Excerpts from an interface dataset:
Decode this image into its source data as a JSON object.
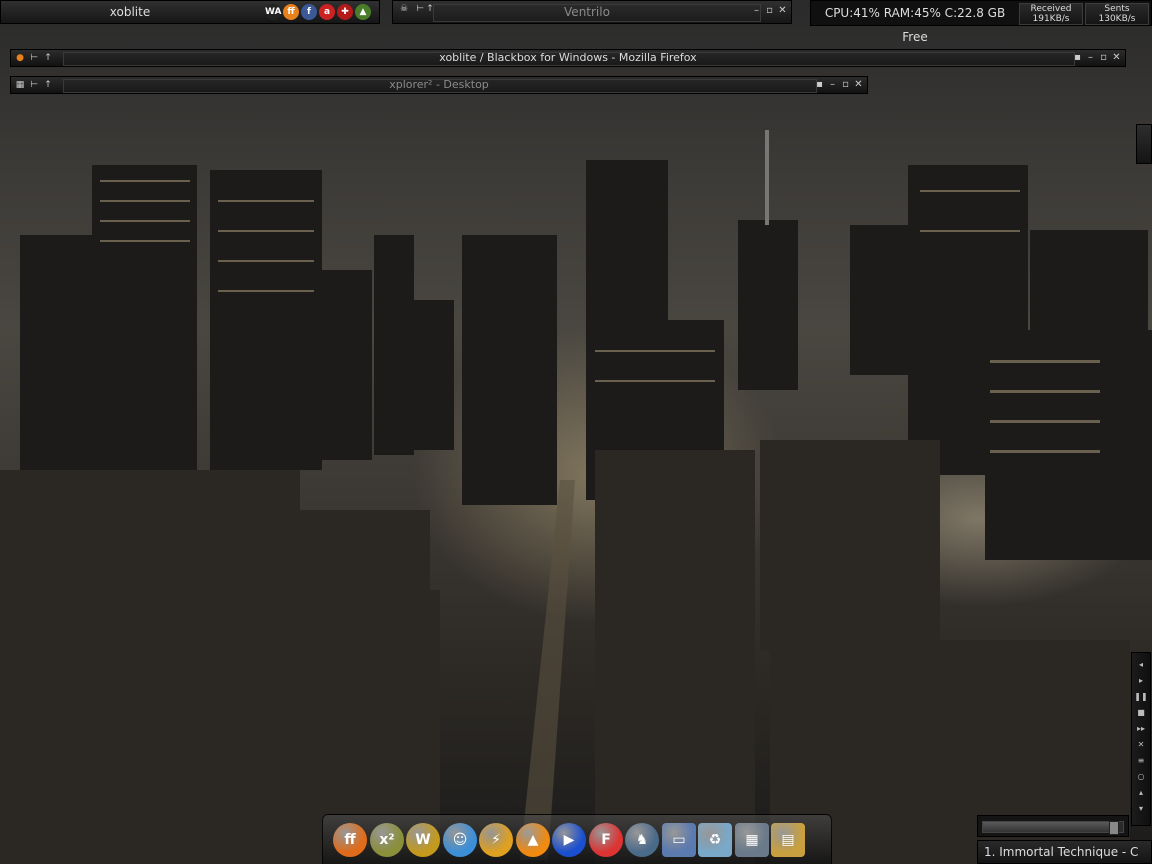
{
  "topbar": {
    "workspace_title": "xoblite",
    "tray_icons": [
      {
        "icon": "winamp-icon",
        "glyph": "WA",
        "color": "#222"
      },
      {
        "icon": "firefox-tray-icon",
        "glyph": "ff",
        "color": "#e8801c"
      },
      {
        "icon": "facebook-icon",
        "glyph": "f",
        "color": "#3b5998"
      },
      {
        "icon": "aim-icon",
        "glyph": "a",
        "color": "#c22"
      },
      {
        "icon": "shield-icon",
        "glyph": "✚",
        "color": "#b31b1b"
      },
      {
        "icon": "network-icon",
        "glyph": "▲",
        "color": "#4a7d2a"
      }
    ],
    "ventrilo_title": "Ventrilo",
    "system_stats": "CPU:41% RAM:45% C:22.8 GB Free",
    "received_label": "Received",
    "received_value": "191KB/s",
    "sent_label": "Sents",
    "sent_value": "130KB/s"
  },
  "windows": {
    "firefox_title": "xoblite / Blackbox for Windows - Mozilla Firefox",
    "xplorer_title": "xplorer² - Desktop"
  },
  "media": {
    "buttons": [
      {
        "icon": "previous-icon",
        "glyph": "◂"
      },
      {
        "icon": "play-icon",
        "glyph": "▸"
      },
      {
        "icon": "pause-icon",
        "glyph": "❚❚"
      },
      {
        "icon": "stop-icon",
        "glyph": "■"
      },
      {
        "icon": "next-icon",
        "glyph": "▸▸"
      },
      {
        "icon": "shuffle-icon",
        "glyph": "✕"
      },
      {
        "icon": "playlist-icon",
        "glyph": "≡"
      },
      {
        "icon": "repeat-icon",
        "glyph": "○"
      },
      {
        "icon": "volume-up-icon",
        "glyph": "▴"
      },
      {
        "icon": "volume-down-icon",
        "glyph": "▾"
      }
    ],
    "seek_fraction": 0.93,
    "now_playing": "1. Immortal Technique - C"
  },
  "dock": {
    "items": [
      {
        "name": "dock-firefox",
        "icon": "firefox-icon",
        "glyph": "ff",
        "color": "#e06b1a"
      },
      {
        "name": "dock-xplorer",
        "icon": "xplorer-icon",
        "glyph": "x²",
        "color": "#8a8f3a"
      },
      {
        "name": "dock-warcraft",
        "icon": "warcraft-icon",
        "glyph": "W",
        "color": "#c49a1c"
      },
      {
        "name": "dock-messenger",
        "icon": "messenger-icon",
        "glyph": "☺",
        "color": "#3b8fd8"
      },
      {
        "name": "dock-winamp",
        "icon": "winamp-dock-icon",
        "glyph": "⚡",
        "color": "#e0a020"
      },
      {
        "name": "dock-vlc",
        "icon": "vlc-icon",
        "glyph": "▲",
        "color": "#f08a10"
      },
      {
        "name": "dock-mediaplayer",
        "icon": "media-player-icon",
        "glyph": "▶",
        "color": "#1a4fd0"
      },
      {
        "name": "dock-filezilla",
        "icon": "filezilla-icon",
        "glyph": "F",
        "color": "#d33"
      },
      {
        "name": "dock-counterstrike",
        "icon": "counter-strike-icon",
        "glyph": "♞",
        "color": "#4a6a8a"
      },
      {
        "name": "dock-folder",
        "icon": "folder-icon",
        "glyph": "▭",
        "color": "#5a7ab0"
      },
      {
        "name": "dock-recycle-bin",
        "icon": "recycle-bin-icon",
        "glyph": "♻",
        "color": "#7aa8c8"
      },
      {
        "name": "dock-desktop",
        "icon": "desktop-icon",
        "glyph": "▦",
        "color": "#6a7a8a"
      },
      {
        "name": "dock-archive",
        "icon": "archive-icon",
        "glyph": "▤",
        "color": "#c8a040"
      }
    ]
  }
}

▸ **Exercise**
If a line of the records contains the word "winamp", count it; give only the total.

▸ **Answer**
3